[Recorded information — start]

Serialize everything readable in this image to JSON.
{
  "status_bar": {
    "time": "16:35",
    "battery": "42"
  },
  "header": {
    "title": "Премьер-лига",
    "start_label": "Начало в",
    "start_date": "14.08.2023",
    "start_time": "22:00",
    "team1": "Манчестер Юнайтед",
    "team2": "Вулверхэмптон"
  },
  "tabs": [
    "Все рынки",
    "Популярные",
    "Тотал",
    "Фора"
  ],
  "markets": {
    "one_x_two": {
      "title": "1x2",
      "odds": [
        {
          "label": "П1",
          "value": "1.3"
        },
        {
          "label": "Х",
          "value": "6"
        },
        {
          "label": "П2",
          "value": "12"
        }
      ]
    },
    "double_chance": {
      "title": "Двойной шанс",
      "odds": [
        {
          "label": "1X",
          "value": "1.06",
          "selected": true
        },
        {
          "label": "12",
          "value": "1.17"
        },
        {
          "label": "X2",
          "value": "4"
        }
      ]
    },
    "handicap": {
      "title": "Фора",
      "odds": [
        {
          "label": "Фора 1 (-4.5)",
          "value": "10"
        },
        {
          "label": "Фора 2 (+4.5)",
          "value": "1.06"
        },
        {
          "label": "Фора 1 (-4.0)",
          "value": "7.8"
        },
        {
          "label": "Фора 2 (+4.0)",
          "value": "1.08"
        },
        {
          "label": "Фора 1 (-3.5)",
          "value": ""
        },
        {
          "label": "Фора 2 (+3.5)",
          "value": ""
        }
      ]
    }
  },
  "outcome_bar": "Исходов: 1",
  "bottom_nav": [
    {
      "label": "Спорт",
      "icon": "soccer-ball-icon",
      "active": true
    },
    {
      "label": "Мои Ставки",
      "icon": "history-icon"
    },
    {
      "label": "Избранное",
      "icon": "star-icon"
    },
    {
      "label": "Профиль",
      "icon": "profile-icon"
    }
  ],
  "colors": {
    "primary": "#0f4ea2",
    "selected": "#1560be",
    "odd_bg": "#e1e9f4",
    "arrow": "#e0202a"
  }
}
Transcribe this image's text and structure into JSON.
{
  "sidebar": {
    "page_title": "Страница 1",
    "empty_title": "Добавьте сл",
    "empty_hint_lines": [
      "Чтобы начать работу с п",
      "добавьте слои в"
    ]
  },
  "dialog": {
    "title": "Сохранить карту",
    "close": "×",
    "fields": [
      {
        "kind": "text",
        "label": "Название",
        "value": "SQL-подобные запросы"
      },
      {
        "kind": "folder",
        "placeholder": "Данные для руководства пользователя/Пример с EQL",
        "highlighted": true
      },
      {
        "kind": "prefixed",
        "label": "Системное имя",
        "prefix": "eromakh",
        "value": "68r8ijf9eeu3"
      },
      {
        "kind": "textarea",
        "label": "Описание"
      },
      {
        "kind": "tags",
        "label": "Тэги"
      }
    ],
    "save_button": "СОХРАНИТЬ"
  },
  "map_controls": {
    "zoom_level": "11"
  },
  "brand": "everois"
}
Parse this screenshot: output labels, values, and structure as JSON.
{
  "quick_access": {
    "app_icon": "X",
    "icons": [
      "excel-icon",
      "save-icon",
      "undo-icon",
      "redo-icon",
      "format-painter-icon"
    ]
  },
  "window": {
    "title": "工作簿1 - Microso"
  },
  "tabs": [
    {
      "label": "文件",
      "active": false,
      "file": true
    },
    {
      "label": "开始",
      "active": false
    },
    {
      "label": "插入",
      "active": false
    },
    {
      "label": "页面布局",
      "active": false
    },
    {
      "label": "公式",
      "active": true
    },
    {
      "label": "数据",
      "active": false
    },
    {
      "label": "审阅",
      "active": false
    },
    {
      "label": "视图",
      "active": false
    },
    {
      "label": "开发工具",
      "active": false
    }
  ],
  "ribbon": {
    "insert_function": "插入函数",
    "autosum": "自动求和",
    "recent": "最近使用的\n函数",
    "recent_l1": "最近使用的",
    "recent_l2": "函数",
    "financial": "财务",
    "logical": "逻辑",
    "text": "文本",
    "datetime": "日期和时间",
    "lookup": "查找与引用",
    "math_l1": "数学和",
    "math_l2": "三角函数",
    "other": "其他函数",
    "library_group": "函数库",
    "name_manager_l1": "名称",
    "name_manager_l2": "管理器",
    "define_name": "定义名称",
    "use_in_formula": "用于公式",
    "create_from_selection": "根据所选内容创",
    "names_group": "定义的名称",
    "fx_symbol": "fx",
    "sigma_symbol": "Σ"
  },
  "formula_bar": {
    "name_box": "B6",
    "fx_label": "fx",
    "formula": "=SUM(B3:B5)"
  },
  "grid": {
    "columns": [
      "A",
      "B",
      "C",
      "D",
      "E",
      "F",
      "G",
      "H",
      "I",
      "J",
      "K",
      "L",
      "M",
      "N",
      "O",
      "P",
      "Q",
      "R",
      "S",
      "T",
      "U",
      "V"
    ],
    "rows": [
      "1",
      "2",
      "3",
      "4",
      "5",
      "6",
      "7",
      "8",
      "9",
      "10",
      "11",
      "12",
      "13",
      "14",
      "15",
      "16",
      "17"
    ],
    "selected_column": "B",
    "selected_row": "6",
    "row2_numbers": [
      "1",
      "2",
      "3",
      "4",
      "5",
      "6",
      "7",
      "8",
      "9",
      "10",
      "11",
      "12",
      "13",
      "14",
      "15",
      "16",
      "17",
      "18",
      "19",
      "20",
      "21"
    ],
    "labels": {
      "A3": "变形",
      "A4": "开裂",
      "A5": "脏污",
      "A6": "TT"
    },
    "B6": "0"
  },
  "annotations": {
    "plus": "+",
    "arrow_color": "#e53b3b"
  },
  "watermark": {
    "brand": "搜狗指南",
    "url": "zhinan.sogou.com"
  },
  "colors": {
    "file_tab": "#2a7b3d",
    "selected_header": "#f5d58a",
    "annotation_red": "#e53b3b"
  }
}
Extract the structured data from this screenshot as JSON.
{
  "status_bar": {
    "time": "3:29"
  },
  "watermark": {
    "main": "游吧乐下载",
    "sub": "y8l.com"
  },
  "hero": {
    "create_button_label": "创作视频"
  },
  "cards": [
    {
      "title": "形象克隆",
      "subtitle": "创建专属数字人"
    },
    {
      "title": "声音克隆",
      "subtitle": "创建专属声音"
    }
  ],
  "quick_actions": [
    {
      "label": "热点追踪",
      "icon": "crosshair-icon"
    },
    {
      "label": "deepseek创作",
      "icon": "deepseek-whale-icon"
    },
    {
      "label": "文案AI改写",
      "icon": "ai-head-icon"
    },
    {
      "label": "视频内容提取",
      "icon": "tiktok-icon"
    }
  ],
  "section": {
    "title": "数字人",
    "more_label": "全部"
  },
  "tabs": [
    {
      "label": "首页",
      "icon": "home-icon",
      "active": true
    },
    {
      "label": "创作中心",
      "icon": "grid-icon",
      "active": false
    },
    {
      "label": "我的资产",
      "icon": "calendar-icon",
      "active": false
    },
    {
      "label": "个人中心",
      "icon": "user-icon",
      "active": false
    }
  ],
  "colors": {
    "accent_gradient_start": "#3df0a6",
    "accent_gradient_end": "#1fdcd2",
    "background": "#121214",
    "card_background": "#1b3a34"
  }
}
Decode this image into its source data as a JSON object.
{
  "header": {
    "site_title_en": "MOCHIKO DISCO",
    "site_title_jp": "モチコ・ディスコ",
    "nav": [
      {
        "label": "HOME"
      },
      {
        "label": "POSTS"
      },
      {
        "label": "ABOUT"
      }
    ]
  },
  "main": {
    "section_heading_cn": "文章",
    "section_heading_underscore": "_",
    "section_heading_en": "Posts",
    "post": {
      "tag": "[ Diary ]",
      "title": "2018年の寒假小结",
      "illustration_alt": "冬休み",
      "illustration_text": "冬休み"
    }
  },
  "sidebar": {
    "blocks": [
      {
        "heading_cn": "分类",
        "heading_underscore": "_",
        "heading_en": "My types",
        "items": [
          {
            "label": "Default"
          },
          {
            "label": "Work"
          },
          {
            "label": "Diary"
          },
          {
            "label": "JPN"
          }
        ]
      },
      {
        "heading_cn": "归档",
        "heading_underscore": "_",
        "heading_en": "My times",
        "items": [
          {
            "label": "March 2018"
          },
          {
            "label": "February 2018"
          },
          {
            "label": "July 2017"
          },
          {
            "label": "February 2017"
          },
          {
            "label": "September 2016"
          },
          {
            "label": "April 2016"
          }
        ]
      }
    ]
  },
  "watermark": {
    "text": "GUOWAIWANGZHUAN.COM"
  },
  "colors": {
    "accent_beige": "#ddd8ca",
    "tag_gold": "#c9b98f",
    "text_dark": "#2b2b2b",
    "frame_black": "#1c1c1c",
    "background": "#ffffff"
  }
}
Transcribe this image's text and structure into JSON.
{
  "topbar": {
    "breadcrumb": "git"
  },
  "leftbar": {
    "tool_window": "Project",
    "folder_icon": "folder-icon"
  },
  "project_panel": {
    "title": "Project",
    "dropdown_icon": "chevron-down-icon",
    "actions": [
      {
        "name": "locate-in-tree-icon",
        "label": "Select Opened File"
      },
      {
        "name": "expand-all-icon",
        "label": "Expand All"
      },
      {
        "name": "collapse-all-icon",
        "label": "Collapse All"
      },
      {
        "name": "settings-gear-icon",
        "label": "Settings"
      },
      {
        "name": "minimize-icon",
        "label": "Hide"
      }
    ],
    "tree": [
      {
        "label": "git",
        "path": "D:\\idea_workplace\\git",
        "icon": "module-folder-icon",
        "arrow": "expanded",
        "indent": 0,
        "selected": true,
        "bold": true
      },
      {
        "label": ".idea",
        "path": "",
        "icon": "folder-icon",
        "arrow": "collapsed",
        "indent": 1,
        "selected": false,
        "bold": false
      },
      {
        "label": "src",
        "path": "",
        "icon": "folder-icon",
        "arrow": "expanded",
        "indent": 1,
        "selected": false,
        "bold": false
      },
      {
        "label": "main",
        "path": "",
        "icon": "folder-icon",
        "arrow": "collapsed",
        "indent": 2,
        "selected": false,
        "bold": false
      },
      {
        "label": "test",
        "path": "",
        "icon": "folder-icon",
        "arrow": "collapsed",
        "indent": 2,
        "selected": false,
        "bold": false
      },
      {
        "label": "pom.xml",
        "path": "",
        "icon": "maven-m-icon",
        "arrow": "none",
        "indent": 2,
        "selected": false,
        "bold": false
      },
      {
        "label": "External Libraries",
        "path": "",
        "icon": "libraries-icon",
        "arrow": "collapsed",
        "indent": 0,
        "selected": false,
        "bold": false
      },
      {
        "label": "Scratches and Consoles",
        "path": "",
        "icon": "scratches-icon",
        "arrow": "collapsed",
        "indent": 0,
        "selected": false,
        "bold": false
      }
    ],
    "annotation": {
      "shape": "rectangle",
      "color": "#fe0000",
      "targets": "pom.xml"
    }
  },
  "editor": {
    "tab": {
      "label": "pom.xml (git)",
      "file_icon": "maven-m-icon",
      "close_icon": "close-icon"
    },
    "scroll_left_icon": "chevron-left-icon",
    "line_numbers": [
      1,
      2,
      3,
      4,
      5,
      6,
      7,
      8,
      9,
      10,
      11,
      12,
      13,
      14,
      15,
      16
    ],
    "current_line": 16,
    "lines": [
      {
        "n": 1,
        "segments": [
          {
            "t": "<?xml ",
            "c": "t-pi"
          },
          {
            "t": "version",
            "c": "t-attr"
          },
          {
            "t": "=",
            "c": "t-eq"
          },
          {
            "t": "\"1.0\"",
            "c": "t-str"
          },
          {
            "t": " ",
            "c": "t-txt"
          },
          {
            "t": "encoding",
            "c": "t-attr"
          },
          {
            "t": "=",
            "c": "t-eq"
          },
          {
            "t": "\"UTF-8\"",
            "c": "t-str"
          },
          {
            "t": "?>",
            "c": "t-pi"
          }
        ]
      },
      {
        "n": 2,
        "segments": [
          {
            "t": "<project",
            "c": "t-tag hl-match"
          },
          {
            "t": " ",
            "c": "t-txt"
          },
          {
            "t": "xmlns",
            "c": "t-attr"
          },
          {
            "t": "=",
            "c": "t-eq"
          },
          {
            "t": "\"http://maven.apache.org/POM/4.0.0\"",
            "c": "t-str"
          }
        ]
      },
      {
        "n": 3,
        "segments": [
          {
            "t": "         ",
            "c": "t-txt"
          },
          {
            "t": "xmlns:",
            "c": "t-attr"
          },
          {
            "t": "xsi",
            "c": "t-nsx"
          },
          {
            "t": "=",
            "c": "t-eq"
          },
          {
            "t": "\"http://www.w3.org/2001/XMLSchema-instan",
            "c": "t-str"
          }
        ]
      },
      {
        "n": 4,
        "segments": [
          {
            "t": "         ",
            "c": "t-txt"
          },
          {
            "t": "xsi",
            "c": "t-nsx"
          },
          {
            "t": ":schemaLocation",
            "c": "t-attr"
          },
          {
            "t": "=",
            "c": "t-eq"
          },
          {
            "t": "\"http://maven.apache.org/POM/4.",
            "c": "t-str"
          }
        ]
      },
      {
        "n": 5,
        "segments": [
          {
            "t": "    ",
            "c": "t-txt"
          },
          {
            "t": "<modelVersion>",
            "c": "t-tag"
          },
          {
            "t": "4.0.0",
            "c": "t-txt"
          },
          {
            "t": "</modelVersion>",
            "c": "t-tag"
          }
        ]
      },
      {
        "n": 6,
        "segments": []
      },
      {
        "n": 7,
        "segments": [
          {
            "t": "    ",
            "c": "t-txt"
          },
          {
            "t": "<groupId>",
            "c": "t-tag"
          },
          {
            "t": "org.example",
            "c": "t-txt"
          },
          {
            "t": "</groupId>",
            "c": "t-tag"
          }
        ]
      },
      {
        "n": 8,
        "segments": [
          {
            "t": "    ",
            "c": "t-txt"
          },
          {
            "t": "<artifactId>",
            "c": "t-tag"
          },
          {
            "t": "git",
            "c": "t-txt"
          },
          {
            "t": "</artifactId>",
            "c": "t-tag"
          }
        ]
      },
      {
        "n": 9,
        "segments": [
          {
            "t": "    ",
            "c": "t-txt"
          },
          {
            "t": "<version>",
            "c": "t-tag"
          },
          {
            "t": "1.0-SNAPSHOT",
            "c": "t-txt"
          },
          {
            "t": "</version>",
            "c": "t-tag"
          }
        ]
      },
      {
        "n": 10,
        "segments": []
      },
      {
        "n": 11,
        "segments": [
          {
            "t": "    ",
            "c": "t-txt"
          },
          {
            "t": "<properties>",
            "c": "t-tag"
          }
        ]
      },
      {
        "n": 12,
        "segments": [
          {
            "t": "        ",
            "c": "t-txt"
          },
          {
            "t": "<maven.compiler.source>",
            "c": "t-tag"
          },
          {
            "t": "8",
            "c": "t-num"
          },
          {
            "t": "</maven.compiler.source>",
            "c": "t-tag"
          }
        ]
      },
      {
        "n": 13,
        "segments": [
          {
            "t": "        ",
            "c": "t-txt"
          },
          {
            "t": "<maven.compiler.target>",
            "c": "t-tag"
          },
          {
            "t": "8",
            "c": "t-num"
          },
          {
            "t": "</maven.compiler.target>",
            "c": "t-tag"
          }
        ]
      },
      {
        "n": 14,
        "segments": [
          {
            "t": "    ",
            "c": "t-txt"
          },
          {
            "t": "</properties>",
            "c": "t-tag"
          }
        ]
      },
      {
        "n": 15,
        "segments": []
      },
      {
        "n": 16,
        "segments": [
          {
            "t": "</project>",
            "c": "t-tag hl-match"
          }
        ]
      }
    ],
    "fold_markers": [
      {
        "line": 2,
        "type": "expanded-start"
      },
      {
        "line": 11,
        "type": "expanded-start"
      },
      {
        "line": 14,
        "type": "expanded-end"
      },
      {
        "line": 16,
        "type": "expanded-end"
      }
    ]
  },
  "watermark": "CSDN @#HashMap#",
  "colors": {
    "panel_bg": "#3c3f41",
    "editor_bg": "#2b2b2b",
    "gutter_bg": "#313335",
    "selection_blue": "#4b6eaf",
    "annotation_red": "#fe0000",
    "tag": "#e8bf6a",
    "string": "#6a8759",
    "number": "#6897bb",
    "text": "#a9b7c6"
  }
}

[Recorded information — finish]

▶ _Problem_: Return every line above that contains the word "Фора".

▶ _Result_:
    "Фора"
      "title": "Фора",
          "label": "Фора 1 (-4.5)",
          "label": "Фора 2 (+4.5)",
          "label": "Фора 1 (-4.0)",
          "label": "Фора 2 (+4.0)",
          "label": "Фора 1 (-3.5)",
          "label": "Фора 2 (+3.5)",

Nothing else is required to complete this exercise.